Jimmy Carter was another disappointment to the CDM crowd, whose members failed to land jobs in the Carter administration. And the Carter foreign policy more closely resembled that of their rivals within the Democratic coalition. In 1980, Decter helped organize a meeting with Carter, as the White House sought to shore up its support in what was shaping up to be a challenging election battle against Ronald Reagan. All they wanted to hear was that Carter was willing to take a tougher line in a second term—but Carter could not assure them. Carter’s guests left the White House that day convinced that they would not be supporting the president for reelection. As Jeane Kirkpatrick, a close friend of Decter’s, told her after the White House meeting: “I will never vote for that man.”
The 1980 election was a watershed moment for Decter. She and Podhoretz supported Reagan, whom they had first met in 1978. By now, Decter had broken with the Left, and though she did not love the Republican Party, she recognized that it was more aligned with her worldview. “There comes a time when you need to join the side you’re on,” she said. In her words, “Republicanism—capital R—has never been the name of conservative desire . . . It is just that for those who still pin at least some hope on the outcomes of elections, the GOP is all there is.” In 1983, when some of the old crowd tried to revive the CDM in advance of the 1984 elections, she was not interested: “We tried to wrest the Democratic Party back from the left, and we failed.”
Her former friends on the left were not happy with the new Decter.

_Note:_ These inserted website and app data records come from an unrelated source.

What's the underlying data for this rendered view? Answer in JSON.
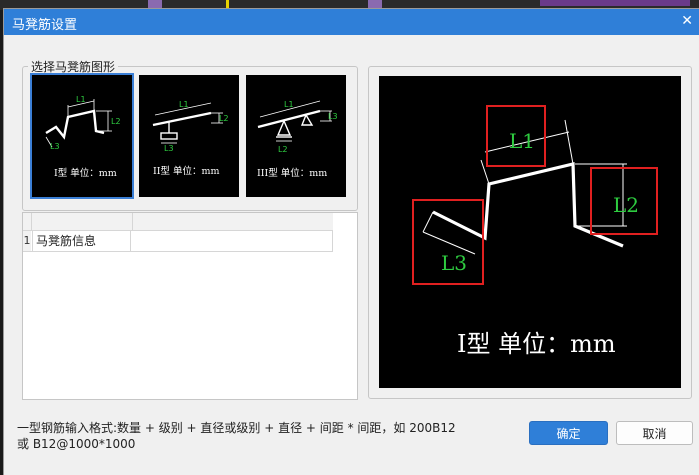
{
  "window": {
    "title": "马凳筋设置",
    "close_glyph": "✕"
  },
  "shape_group": {
    "label": "选择马凳筋图形",
    "options": [
      {
        "caption": "I型 单位：mm",
        "labels": [
          "L1",
          "L2",
          "L3"
        ],
        "selected": true
      },
      {
        "caption": "II型 单位：mm",
        "labels": [
          "L1",
          "L2",
          "L3"
        ],
        "selected": false
      },
      {
        "caption": "III型 单位：mm",
        "labels": [
          "L1",
          "L2",
          "L3"
        ],
        "selected": false
      }
    ]
  },
  "table": {
    "rows": [
      {
        "index": "1",
        "name": "马凳筋信息",
        "value": ""
      }
    ]
  },
  "preview": {
    "caption": "I型 单位：mm",
    "labels": {
      "l1": "L1",
      "l2": "L2",
      "l3": "L3"
    }
  },
  "hint": {
    "line1": "一型钢筋输入格式:数量 + 级别 + 直径或级别 + 直径 + 间距 * 间距，如 200B12",
    "line2": "或 B12@1000*1000"
  },
  "buttons": {
    "ok": "确定",
    "cancel": "取消"
  },
  "colors": {
    "title_bar": "#2f7fd8",
    "label_green": "#2ecc40",
    "highlight_red": "#e02020",
    "selection_blue": "#3b7fd6"
  }
}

Some called her the dragon lady. Timothy Leary wrote, unkindly, that “I’d rather shoot heroin with Janis [Joplin] than shoot heroines with Midge.” Yet she felt embraced in Reagan’s Washington. She lunched at the White House and corresponded with Reagan officials like Ken Adelman. She and Podhoretz helped their son-in-law, Elliott Abrams, get a job in the Reagan State Department. And their son John would serve as a speechwriter in the Reagan and George H. W. Bush administrations. As Decter saw it, “It was the first time in our lives we felt truly welcomed and truly close to the political action.”

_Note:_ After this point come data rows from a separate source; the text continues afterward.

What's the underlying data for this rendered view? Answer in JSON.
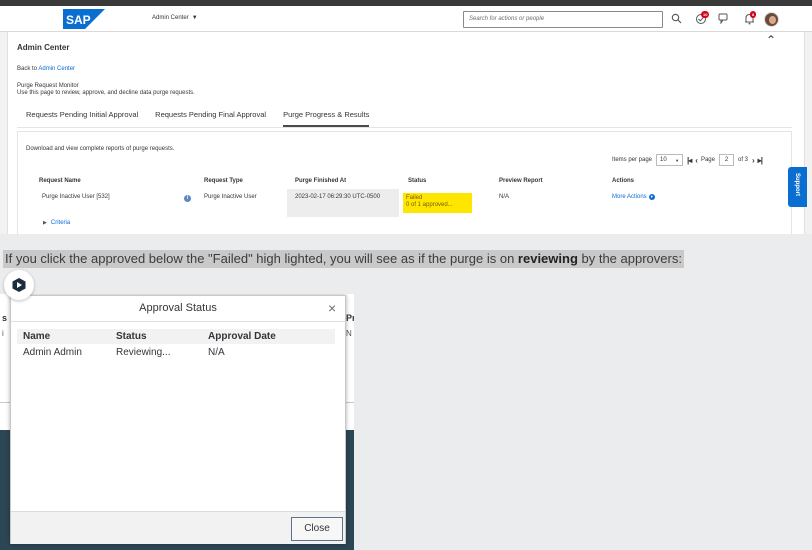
{
  "shell": {
    "logo_text": "SAP",
    "menu_label": "Admin Center",
    "search_placeholder": "Search for actions or people",
    "notification_badges": [
      "10",
      "8"
    ],
    "colors": {
      "brand": "#0a6ed1",
      "badge": "#d6001c"
    }
  },
  "page": {
    "title": "Admin Center",
    "back_prefix": "Back to",
    "back_link": "Admin Center",
    "monitor_title": "Purge Request Monitor",
    "monitor_desc": "Use this page to review, approve, and decline data purge requests.",
    "tabs": [
      {
        "label": "Requests Pending Initial Approval"
      },
      {
        "label": "Requests Pending Final Approval"
      },
      {
        "label": "Purge Progress & Results"
      }
    ],
    "download_text": "Download and view complete reports of purge requests.",
    "paging": {
      "items_per_page_label": "Items per page",
      "items_per_page": "10",
      "page_label": "Page",
      "page": "2",
      "of_label": "of 3"
    },
    "table": {
      "headers": [
        "Request Name",
        "Request Type",
        "Purge Finished At",
        "Status",
        "Preview Report",
        "Actions"
      ],
      "row": {
        "name": "Purge Inactive User [532]",
        "type": "Purge Inactive User",
        "finished": "2023-02-17 06:29:30 UTC-0500",
        "status": "Failed",
        "approved": "0 of 1 approved...",
        "preview": "N/A",
        "actions": "More Actions"
      }
    },
    "criteria": "Criteria",
    "support": "Support",
    "status_highlight_color": "#ffe600"
  },
  "caption": {
    "pre": "If you click the approved below the \"Failed\" high lighted, you will see as if the purge is on ",
    "bold": "reviewing",
    "post": " by the approvers:"
  },
  "dialog": {
    "background_fragments": {
      "left_header": "s",
      "right_header": "Pr",
      "left_cell": "i",
      "right_cell": "N"
    },
    "title": "Approval Status",
    "headers": [
      "Name",
      "Status",
      "Approval Date"
    ],
    "row": {
      "name": "Admin Admin",
      "status": "Reviewing...",
      "date": "N/A"
    },
    "close_label": "Close"
  }
}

In 1981, she founded a new organization, the Committee for a Free World, “dedicated to the advancement of liberty at home and abroad.” As she wrote in her memoir, An Old Wife’s Tale, “you cannot defend American democracy without defending the economic system that is its necessary underpinning.” As she saw it, in the battle for freedom, “domestic policy was foreign policy, and vice versa.” Within a decade, the Committee’s main goal, the collapse of the Soviet Union, had been achieved. And then Decter did something rare and admirable. As Ruth Wisse wrote, “Once that blessed event occurred, Midge, defying every convention of foundation life, declared ‘mission accomplished’ and shut down the operation.” Even the New York Times took note: “Midge Decter, one of the frostiest sentinels on the ramparts of the cold war, apparently is satisfied that a stake has been driven squarely through the heart of communism.”
Bold decisions governed her life. She and Podhoretz could have remained in their liberal intellectual community and spared themselves untold heartaches and enmities. Instead, she made the hard decision to try and change the trajectory of the world. She made the right bet. “Nerve,” she once said, is “the one thing all writers need.” Vision helps, too. Midge Decter had both in abundance.
Photo by Cynthia Johnson/Getty Images